Bullying is a serious issue in New Zealand schools. The most recent available international comparative studies from the Programme for International Student Assessment (PISA) and Trends in International Mathematics and Science Study (TIMSS) make clear that we have one of the highest rates of bullying among Organisation for Economic Co‑operation and Development (OECD) member countries. Experiencing bullying has a negative impact on student wellbeing and achievement at school and beyond. In recognition of this, the cross‑sector Bullying Prevention Advisory Group (BPAG) has published extensive guidelines and resources to support schools in their efforts to prevent and respond to bullying incidents. Additionally, schools implement a variety of programmes, from expansive whole‑school initiatives like the Ministry of Education’s Positive Behaviour for Learning (PB4L) School‑Wide to more targeted, focused programmes on specific issues like cyberbullying.

ERO recognises the vision of a bullying‑free New Zealand is aspirational, and no approach is likely to be 100 percent effective. Therefore, in this evaluation we looked at the extent to which schools were effectively working towards an environment in which students feel safe and free from bullying.

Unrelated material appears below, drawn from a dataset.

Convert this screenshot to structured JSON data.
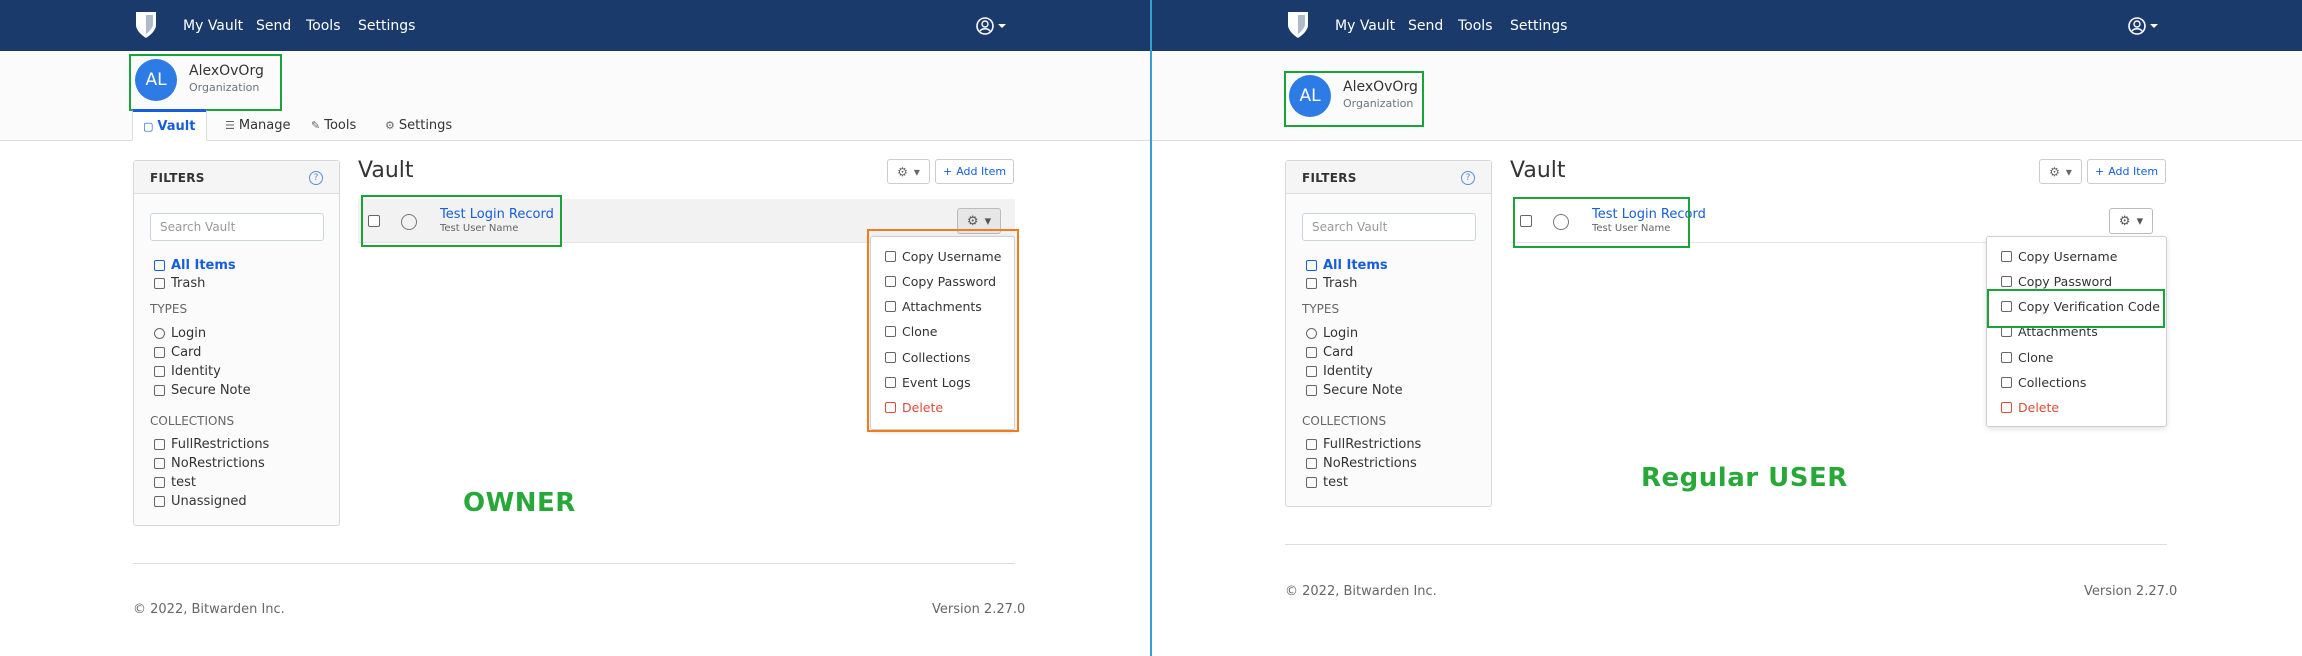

A companion report to this one, Bullying Prevention and Response: Student Voice focuses on ERO’s survey of students on their experience and understandings of bullying and effective bullying prevention and response.

ERO made judgments on the extent to which schools were implementing the kinds of policies and processes the Bullying Free NZ School Framework suggests support the effective prevention of, and response to, bullying. Of the secondary and composite schools ERO visited, around one‑third were working towards a bullying‑free environment to a great extent, a half were to some extent, and one in five to a limited extent. For primary schools, the picture was slightly better, with nearly two in five working to a great extent, just under 44 percent to some extent, and one in six to a limited extent.

While there were some challenges and weaknesses evident, particularly around schools’ internal evaluation and engagement with whānau, these findings suggest most schools have some degree of strength across most of the domains of the Bullying Free NZ School Framework. Despite this, bullying rates remain high. In ERO’s survey of students undertaken for this evaluation, 46 percent of primary‑age students and 31 percent of secondary‑age students reported having been bullied at their current school. 61 percent of primary‑age students and 58 percent of secondary‑age students reported having witnessed someone else being bullied at their current school. These findings align substantially with those of the international comparative studies mentioned above, and other New Zealand research from The University of Auckland’s Adolescent Health Research Group,  and the Office of the Children’s Commissioner. The next iterations of TIMSS and PISA will provide further opportunities to benchmark New Zealand’s bullying rates against those of other OECD countries.

The persistently high rates of bullying suggest that, while consistency and coherence in schools’ approaches to bullying prevention and wellbeing are important, there is no silver bullet for bullying prevention. It is possible the elements of the Bullying Free NZ Framework where performance is weaker (use of data, support for student agency) are crucially important to successful prevention. It may also be that a focus on generic bullying prevention can only go so far, and further improvements can only come from more targeted actions focused on specific issues like racism and homophobia. Finally, many of the most salient drivers of bullying may be beyond schools’ direct control, related to parental attitudes, and broader societal issues.

ERO recommends school leaders use the Bullying Free NZ Framework and associated resources to:

  • make sure school staff and community have a shared understanding of what constitutes bullying behaviour, school policies are up to date, and bullying prevention and response processes are consistently evident in practice
  • strengthen data collection, analysis and evaluation of bullying prevention strategies, including the impact and effectiveness of any specific programmes implemented
  • provide opportunities for students to have input into the development of bullying prevention and response strategies, and empower student‑led initiatives and groups
  • involve parents and whānau more proactively in bullying prevention in addition to response.